→ **GIVEN INFORMATION**:
--- START ---

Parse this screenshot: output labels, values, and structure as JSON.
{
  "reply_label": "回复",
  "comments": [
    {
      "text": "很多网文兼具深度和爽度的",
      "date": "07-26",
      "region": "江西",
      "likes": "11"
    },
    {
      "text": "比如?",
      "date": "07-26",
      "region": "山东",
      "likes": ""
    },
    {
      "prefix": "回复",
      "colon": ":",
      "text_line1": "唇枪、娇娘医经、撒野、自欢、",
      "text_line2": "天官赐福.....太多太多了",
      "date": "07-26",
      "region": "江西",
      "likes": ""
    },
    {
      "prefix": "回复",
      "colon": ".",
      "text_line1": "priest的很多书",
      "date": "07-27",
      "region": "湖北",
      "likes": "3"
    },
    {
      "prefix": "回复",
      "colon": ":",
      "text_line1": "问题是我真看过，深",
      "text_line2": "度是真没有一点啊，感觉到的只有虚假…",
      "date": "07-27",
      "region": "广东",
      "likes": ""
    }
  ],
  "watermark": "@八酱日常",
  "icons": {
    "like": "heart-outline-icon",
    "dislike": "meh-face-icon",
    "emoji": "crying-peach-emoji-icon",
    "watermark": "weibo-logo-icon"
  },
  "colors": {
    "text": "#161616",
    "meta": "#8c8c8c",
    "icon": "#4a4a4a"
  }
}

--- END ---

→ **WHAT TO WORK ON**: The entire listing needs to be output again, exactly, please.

→ **ANSWER SPACE**:
Parse this screenshot: output labels, values, and structure as JSON.
{
  "reply_label": "回复",
  "comments": [
    {
      "text": "很多网文兼具深度和爽度的",
      "date": "07-26",
      "region": "江西",
      "likes": "11"
    },
    {
      "text": "比如?",
      "date": "07-26",
      "region": "山东",
      "likes": ""
    },
    {
      "prefix": "回复",
      "colon": ":",
      "text_line1": "唇枪、娇娘医经、撒野、自欢、",
      "text_line2": "天官赐福.....太多太多了",
      "date": "07-26",
      "region": "江西",
      "likes": ""
    },
    {
      "prefix": "回复",
      "colon": ".",
      "text_line1": "priest的很多书",
      "date": "07-27",
      "region": "湖北",
      "likes": "3"
    },
    {
      "prefix": "回复",
      "colon": ":",
      "text_line1": "问题是我真看过，深",
      "text_line2": "度是真没有一点啊，感觉到的只有虚假…",
      "date": "07-27",
      "region": "广东",
      "likes": ""
    }
  ],
  "watermark": "@八酱日常",
  "icons": {
    "like": "heart-outline-icon",
    "dislike": "meh-face-icon",
    "emoji": "crying-peach-emoji-icon",
    "watermark": "weibo-logo-icon"
  },
  "colors": {
    "text": "#161616",
    "meta": "#8c8c8c",
    "icon": "#4a4a4a"
  }
}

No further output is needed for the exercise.